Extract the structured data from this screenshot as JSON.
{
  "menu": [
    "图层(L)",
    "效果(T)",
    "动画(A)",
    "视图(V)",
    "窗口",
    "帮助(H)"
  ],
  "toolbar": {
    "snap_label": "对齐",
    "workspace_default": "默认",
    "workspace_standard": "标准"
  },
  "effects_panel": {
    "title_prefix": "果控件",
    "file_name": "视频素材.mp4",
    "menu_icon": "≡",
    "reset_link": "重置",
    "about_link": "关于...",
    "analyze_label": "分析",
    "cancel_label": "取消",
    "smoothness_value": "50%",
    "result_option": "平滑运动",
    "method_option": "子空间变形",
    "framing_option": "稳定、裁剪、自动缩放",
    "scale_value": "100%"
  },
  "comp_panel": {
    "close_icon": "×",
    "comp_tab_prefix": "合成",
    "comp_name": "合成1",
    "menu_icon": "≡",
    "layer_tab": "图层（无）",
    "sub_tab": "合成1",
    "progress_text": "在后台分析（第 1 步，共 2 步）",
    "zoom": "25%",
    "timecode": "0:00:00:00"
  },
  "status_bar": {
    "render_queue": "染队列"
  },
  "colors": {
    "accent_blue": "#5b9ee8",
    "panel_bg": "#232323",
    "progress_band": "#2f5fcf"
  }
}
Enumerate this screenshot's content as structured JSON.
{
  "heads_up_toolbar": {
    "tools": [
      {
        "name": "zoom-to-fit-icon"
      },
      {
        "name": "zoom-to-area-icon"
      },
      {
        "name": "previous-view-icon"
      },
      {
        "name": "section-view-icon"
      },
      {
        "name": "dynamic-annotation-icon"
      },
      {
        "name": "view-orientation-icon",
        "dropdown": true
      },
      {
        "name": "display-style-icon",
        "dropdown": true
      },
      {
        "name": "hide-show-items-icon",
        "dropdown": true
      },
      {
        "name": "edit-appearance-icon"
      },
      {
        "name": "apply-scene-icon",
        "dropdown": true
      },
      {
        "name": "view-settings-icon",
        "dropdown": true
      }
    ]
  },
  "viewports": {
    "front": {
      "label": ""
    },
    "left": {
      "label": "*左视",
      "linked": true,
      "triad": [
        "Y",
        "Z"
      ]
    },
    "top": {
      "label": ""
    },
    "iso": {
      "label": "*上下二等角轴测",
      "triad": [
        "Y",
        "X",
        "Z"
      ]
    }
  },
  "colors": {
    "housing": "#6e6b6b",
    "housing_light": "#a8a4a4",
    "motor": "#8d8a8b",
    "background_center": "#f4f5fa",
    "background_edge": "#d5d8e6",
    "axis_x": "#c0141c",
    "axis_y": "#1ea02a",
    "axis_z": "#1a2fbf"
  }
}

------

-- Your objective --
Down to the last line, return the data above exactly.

-- Result of this task --
Extract the structured data from this screenshot as JSON.
{
  "menu": [
    "图层(L)",
    "效果(T)",
    "动画(A)",
    "视图(V)",
    "窗口",
    "帮助(H)"
  ],
  "toolbar": {
    "snap_label": "对齐",
    "workspace_default": "默认",
    "workspace_standard": "标准"
  },
  "effects_panel": {
    "title_prefix": "果控件",
    "file_name": "视频素材.mp4",
    "menu_icon": "≡",
    "reset_link": "重置",
    "about_link": "关于...",
    "analyze_label": "分析",
    "cancel_label": "取消",
    "smoothness_value": "50%",
    "result_option": "平滑运动",
    "method_option": "子空间变形",
    "framing_option": "稳定、裁剪、自动缩放",
    "scale_value": "100%"
  },
  "comp_panel": {
    "close_icon": "×",
    "comp_tab_prefix": "合成",
    "comp_name": "合成1",
    "menu_icon": "≡",
    "layer_tab": "图层（无）",
    "sub_tab": "合成1",
    "progress_text": "在后台分析（第 1 步，共 2 步）",
    "zoom": "25%",
    "timecode": "0:00:00:00"
  },
  "status_bar": {
    "render_queue": "染队列"
  },
  "colors": {
    "accent_blue": "#5b9ee8",
    "panel_bg": "#232323",
    "progress_band": "#2f5fcf"
  }
}
Enumerate this screenshot's content as structured JSON.
{
  "heads_up_toolbar": {
    "tools": [
      {
        "name": "zoom-to-fit-icon"
      },
      {
        "name": "zoom-to-area-icon"
      },
      {
        "name": "previous-view-icon"
      },
      {
        "name": "section-view-icon"
      },
      {
        "name": "dynamic-annotation-icon"
      },
      {
        "name": "view-orientation-icon",
        "dropdown": true
      },
      {
        "name": "display-style-icon",
        "dropdown": true
      },
      {
        "name": "hide-show-items-icon",
        "dropdown": true
      },
      {
        "name": "edit-appearance-icon"
      },
      {
        "name": "apply-scene-icon",
        "dropdown": true
      },
      {
        "name": "view-settings-icon",
        "dropdown": true
      }
    ]
  },
  "viewports": {
    "front": {
      "label": ""
    },
    "left": {
      "label": "*左视",
      "linked": true,
      "triad": [
        "Y",
        "Z"
      ]
    },
    "top": {
      "label": ""
    },
    "iso": {
      "label": "*上下二等角轴测",
      "triad": [
        "Y",
        "X",
        "Z"
      ]
    }
  },
  "colors": {
    "housing": "#6e6b6b",
    "housing_light": "#a8a4a4",
    "motor": "#8d8a8b",
    "background_center": "#f4f5fa",
    "background_edge": "#d5d8e6",
    "axis_x": "#c0141c",
    "axis_y": "#1ea02a",
    "axis_z": "#1a2fbf"
  }
}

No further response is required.